The study has provided evidence that gender-based discrimination has not only psychological effects, but also physical implications. The research showed that discrimination based on gender during the formative years can cause thinning of certain brain regions in females.
The findings of the groundbreaking study were published in the Proceedings of the National Academy of Sciences.
The fact is well established that gender discrimination has an impact on brain function. Some studies have shown that gender bias can affect a girl’s academic performance, but this first-of-its-kind study assesses whether it results in physical impairments too.
Notably, an earlier study outlined how different forms of stigma (discrimination) affect the brain development of children. The study found that children from Black and Latino backgrounds, who lived in states with higher levels of structural stigma, had smaller hippocampal volumes compared to those living in states with lower levels of structural stigma. This effect, however, was not observed among non-stigmatized groups.
To get to the bottom of things, researchers analyzed patient data for 7,876 people from 29 countries who had undergone MRI scans. Factors such as their social standing, and their academic records were also taken into account.
Turns out, the more the discrimination index, the thinner the brain regions.
The phenomenon was found to be concentrated in the right hemisphere–the right medial orbitofrontal cortex, the left lateral occipital cortex, and the right caudal anterior cingulate. These are the parts that are firsts to be affected by any adverse childhood experiences, according to Medical Express.
“The results show that country-level gender inequality is related to the average structural brain differences between women and men in cortical thickness.
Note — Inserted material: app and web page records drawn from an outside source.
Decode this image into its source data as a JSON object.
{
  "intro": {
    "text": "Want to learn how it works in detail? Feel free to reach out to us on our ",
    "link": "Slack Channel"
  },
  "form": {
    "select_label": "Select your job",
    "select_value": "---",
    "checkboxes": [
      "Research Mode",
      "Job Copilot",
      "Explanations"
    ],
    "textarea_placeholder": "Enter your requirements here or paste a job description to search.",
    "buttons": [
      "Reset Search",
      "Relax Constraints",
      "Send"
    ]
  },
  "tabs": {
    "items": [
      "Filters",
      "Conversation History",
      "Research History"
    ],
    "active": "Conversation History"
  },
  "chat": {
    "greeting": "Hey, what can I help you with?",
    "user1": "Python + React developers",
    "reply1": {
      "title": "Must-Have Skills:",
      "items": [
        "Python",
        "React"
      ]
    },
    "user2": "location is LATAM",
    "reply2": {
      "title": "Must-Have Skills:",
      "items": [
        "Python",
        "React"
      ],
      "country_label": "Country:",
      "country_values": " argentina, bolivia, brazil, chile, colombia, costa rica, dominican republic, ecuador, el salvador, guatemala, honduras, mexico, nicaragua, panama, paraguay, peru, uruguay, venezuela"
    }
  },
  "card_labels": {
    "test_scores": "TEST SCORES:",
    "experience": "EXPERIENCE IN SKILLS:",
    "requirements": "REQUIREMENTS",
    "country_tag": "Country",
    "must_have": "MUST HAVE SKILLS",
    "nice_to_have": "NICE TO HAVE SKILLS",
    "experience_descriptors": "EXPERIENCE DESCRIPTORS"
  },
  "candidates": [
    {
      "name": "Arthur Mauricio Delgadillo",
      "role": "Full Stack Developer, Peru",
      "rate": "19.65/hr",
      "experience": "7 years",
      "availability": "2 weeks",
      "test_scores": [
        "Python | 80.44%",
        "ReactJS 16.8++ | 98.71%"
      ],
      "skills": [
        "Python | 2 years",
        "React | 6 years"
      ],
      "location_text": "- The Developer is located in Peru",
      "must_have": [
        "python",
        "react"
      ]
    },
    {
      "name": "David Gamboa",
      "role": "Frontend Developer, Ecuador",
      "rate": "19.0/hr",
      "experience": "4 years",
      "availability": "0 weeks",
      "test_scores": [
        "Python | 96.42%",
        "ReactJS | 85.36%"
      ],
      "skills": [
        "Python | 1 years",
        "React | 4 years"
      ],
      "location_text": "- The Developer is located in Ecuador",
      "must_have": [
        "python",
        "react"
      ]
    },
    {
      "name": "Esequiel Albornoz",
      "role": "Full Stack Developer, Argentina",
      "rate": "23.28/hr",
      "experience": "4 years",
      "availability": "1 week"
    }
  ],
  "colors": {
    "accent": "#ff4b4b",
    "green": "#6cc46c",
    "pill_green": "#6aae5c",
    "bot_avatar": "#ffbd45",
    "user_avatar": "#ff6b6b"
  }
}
The effect seen was a global one, significant in the cortical thickness of the right hemisphere,” the researchers wrote in the study.
According to the researchers, there may be a self-fulfilling prophecy taking place in certain countries, where leaders believe women are lagging behind in intelligence than men, which results in discriminatory social practices against women.
To break the cycle, the researchers recommend that leaders actively reject these stereotypes.
Published by Medicaldaily.com